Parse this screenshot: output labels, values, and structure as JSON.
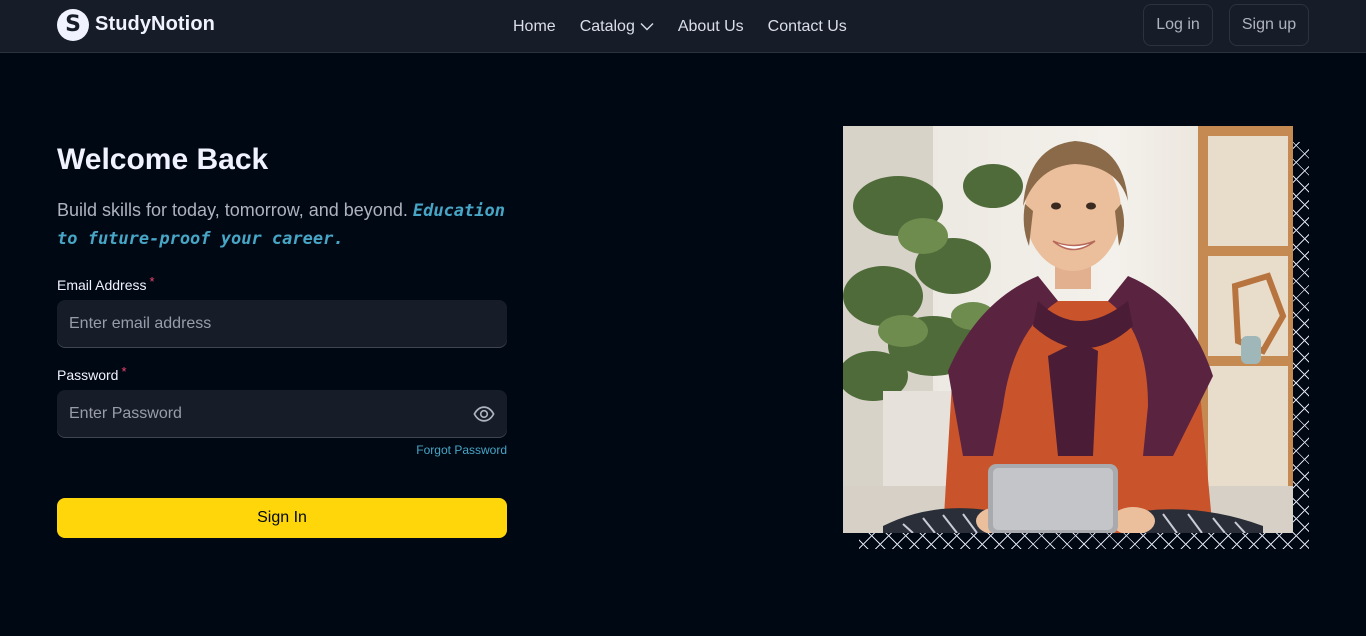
{
  "brand": {
    "name": "StudyNotion",
    "logo_letter": "S"
  },
  "nav": {
    "links": [
      {
        "label": "Home"
      },
      {
        "label": "Catalog",
        "has_dropdown": true
      },
      {
        "label": "About Us"
      },
      {
        "label": "Contact Us"
      }
    ],
    "login_label": "Log in",
    "signup_label": "Sign up"
  },
  "form": {
    "title": "Welcome Back",
    "subtitle": "Build skills for today, tomorrow, and beyond.",
    "subtitle_accent": "Education to future-proof your career.",
    "email": {
      "label": "Email Address",
      "required_mark": "*",
      "placeholder": "Enter email address",
      "value": ""
    },
    "password": {
      "label": "Password",
      "required_mark": "*",
      "placeholder": "Enter Password",
      "value": "",
      "toggle_icon": "eye-icon"
    },
    "forgot_label": "Forgot Password",
    "submit_label": "Sign In"
  },
  "colors": {
    "page_bg": "#000814",
    "nav_bg": "#161D29",
    "accent_yellow": "#FFD60A",
    "accent_blue": "#47A5C5",
    "required_red": "#EF476F"
  }
}
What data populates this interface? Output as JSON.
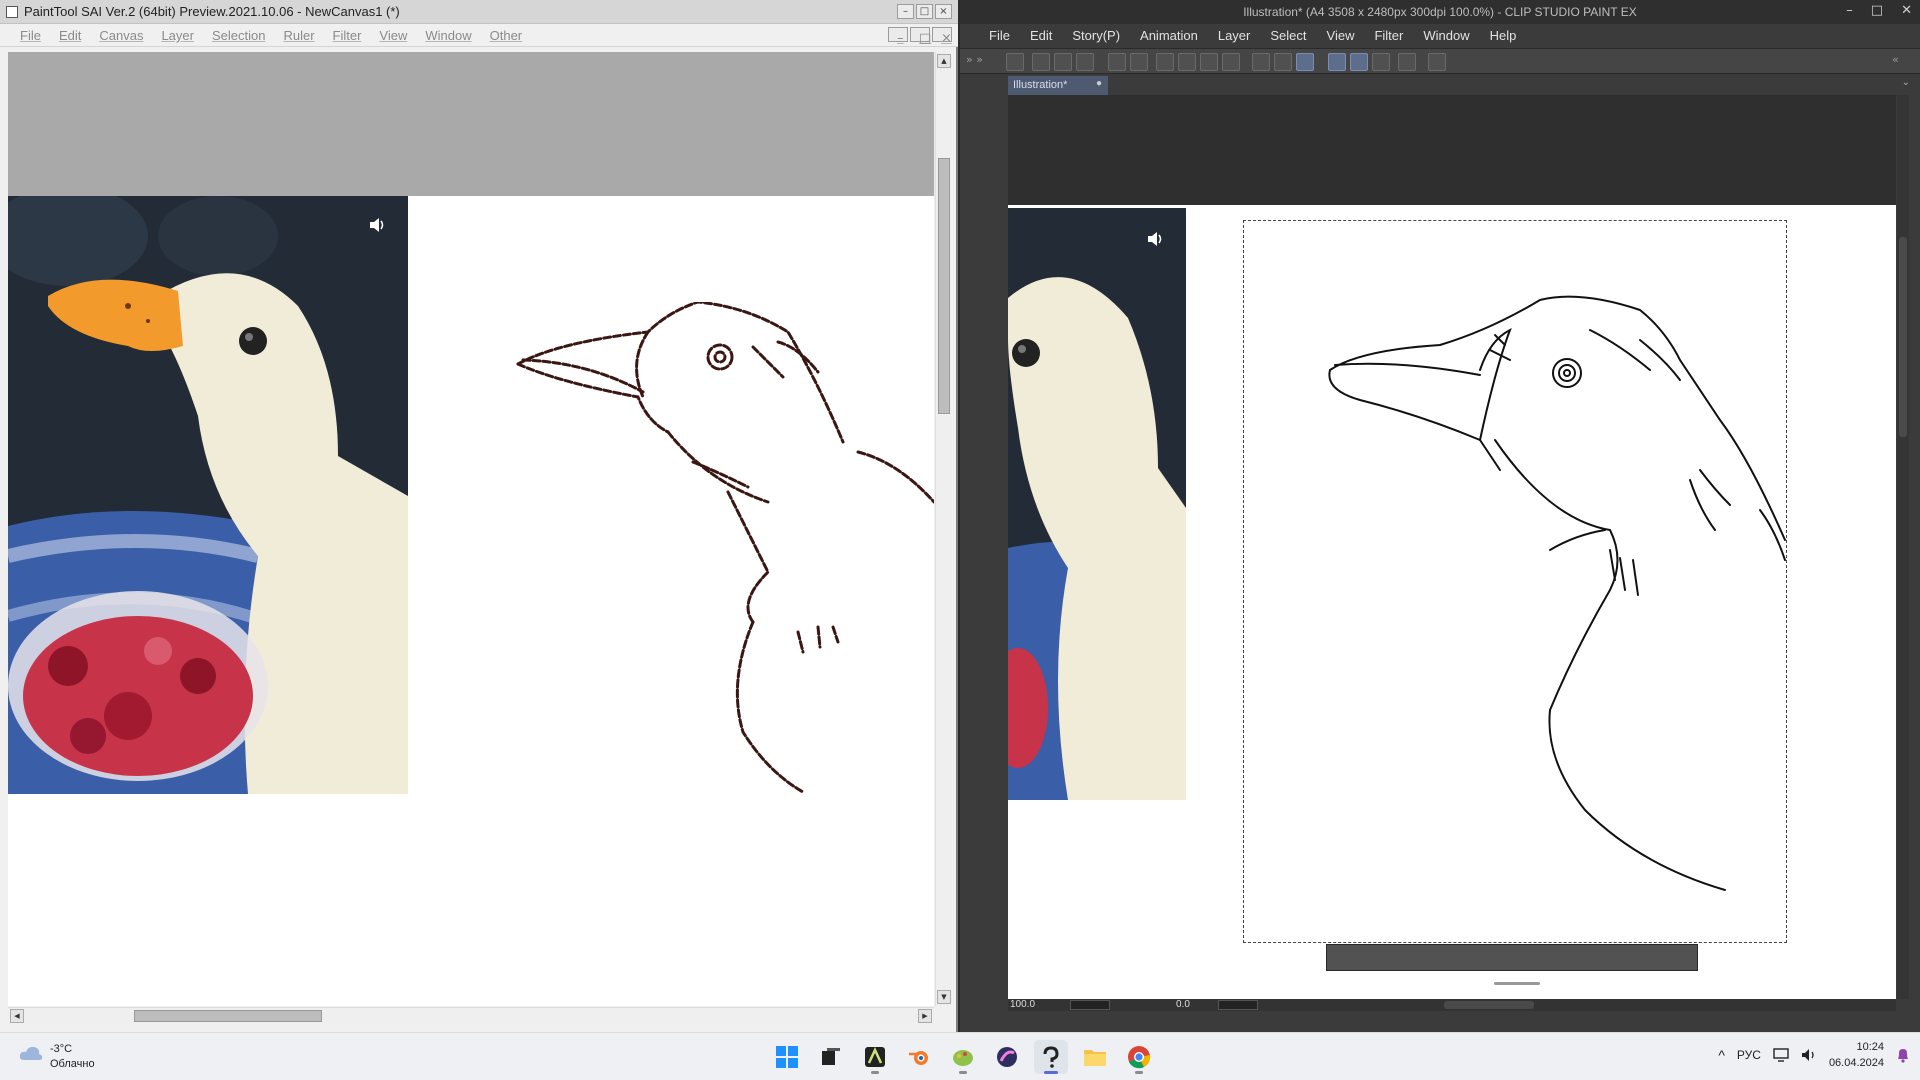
{
  "sai": {
    "title": "PaintTool SAI Ver.2 (64bit) Preview.2021.10.06 - NewCanvas1 (*)",
    "menu": [
      "File",
      "Edit",
      "Canvas",
      "Layer",
      "Selection",
      "Ruler",
      "Filter",
      "View",
      "Window",
      "Other"
    ],
    "window_buttons": [
      "–",
      "□",
      "×"
    ],
    "scroll_arrows": {
      "up": "▲",
      "down": "▼",
      "left": "◀",
      "right": "▶"
    }
  },
  "csp": {
    "title": "Illustration* (A4 3508 x 2480px 300dpi 100.0%)  - CLIP STUDIO PAINT EX",
    "window_controls": [
      "–",
      "□",
      "✕"
    ],
    "menu": [
      "File",
      "Edit",
      "Story(P)",
      "Animation",
      "Layer",
      "Select",
      "View",
      "Filter",
      "Window",
      "Help"
    ],
    "tab": {
      "label": "Illustration*",
      "close": "●"
    },
    "tab_dropdown": "⌄",
    "zoom": "100.0",
    "angle": "0.0",
    "panel_chevrons": "» »",
    "panel_chevrons_right": "«"
  },
  "taskbar": {
    "weather": {
      "temp": "-3°C",
      "desc": "Облачно"
    },
    "tray_chevron": "^",
    "language": "РУС",
    "time": "10:24",
    "date": "06.04.2024"
  },
  "colors": {
    "sai_line": "#3a1712",
    "csp_line": "#111111",
    "accent": "#5b6bd6"
  }
}
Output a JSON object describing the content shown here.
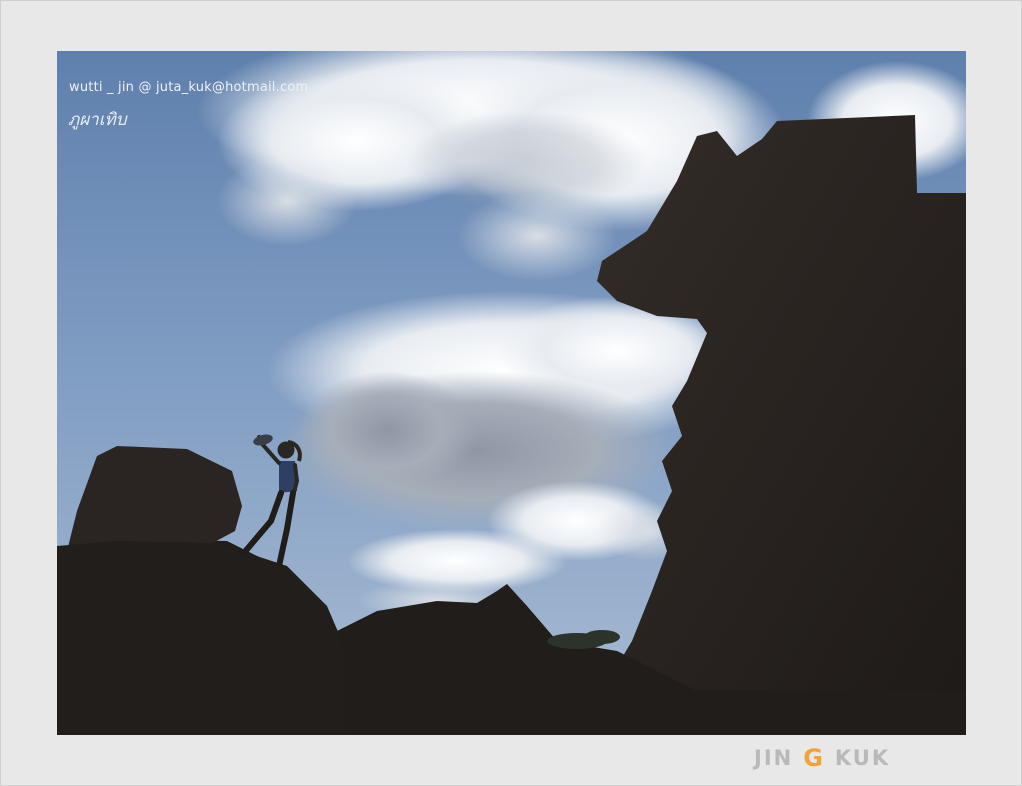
{
  "watermark": {
    "credit": "wutti _ jin @  juta_kuk@hotmail.com",
    "place": "ภูผาเทิบ"
  },
  "signature": {
    "part1": "JIN",
    "mark": "G",
    "part2": "KUK",
    "accent_color": "#f2a23a"
  },
  "colors": {
    "frame": "#e8e8e8",
    "sky": "#6e8fb8",
    "rock": "#262220"
  }
}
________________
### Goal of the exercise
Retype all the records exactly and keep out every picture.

### Answer area
Parse this screenshot: output labels, values, and structure as JSON.
{
  "brand": {
    "name": "StudyNotion",
    "logo_letter": "S"
  },
  "nav": {
    "links": [
      {
        "label": "Home"
      },
      {
        "label": "Catalog",
        "has_dropdown": true
      },
      {
        "label": "About Us"
      },
      {
        "label": "Contact Us"
      }
    ],
    "login_label": "Log in",
    "signup_label": "Sign up"
  },
  "form": {
    "title": "Welcome Back",
    "subtitle": "Build skills for today, tomorrow, and beyond.",
    "subtitle_accent": "Education to future-proof your career.",
    "email": {
      "label": "Email Address",
      "required_mark": "*",
      "placeholder": "Enter email address",
      "value": ""
    },
    "password": {
      "label": "Password",
      "required_mark": "*",
      "placeholder": "Enter Password",
      "value": "",
      "toggle_icon": "eye-icon"
    },
    "forgot_label": "Forgot Password",
    "submit_label": "Sign In"
  },
  "colors": {
    "page_bg": "#000814",
    "nav_bg": "#161D29",
    "accent_yellow": "#FFD60A",
    "accent_blue": "#47A5C5",
    "required_red": "#EF476F"
  }
}
What data populates this interface? Output as JSON.
{
  "sai": {
    "title": "PaintTool SAI Ver.2 (64bit) Preview.2021.10.06 - NewCanvas1 (*)",
    "menu": [
      "File",
      "Edit",
      "Canvas",
      "Layer",
      "Selection",
      "Ruler",
      "Filter",
      "View",
      "Window",
      "Other"
    ],
    "window_buttons": [
      "–",
      "□",
      "×"
    ],
    "scroll_arrows": {
      "up": "▲",
      "down": "▼",
      "left": "◀",
      "right": "▶"
    }
  },
  "csp": {
    "title": "Illustration* (A4 3508 x 2480px 300dpi 100.0%)  - CLIP STUDIO PAINT EX",
    "window_controls": [
      "–",
      "□",
      "✕"
    ],
    "menu": [
      "File",
      "Edit",
      "Story(P)",
      "Animation",
      "Layer",
      "Select",
      "View",
      "Filter",
      "Window",
      "Help"
    ],
    "tab": {
      "label": "Illustration*",
      "close": "●"
    },
    "tab_dropdown": "⌄",
    "zoom": "100.0",
    "angle": "0.0",
    "panel_chevrons": "» »",
    "panel_chevrons_right": "«"
  },
  "taskbar": {
    "weather": {
      "temp": "-3°C",
      "desc": "Облачно"
    },
    "tray_chevron": "^",
    "language": "РУС",
    "time": "10:24",
    "date": "06.04.2024"
  },
  "colors": {
    "sai_line": "#3a1712",
    "csp_line": "#111111",
    "accent": "#5b6bd6"
  }
}
Output a JSON object describing the content shown here.
{
  "watermark": {
    "credit": "wutti _ jin @  juta_kuk@hotmail.com",
    "place": "ภูผาเทิบ"
  },
  "signature": {
    "part1": "JIN",
    "mark": "G",
    "part2": "KUK",
    "accent_color": "#f2a23a"
  },
  "colors": {
    "frame": "#e8e8e8",
    "sky": "#6e8fb8",
    "rock": "#262220"
  }
}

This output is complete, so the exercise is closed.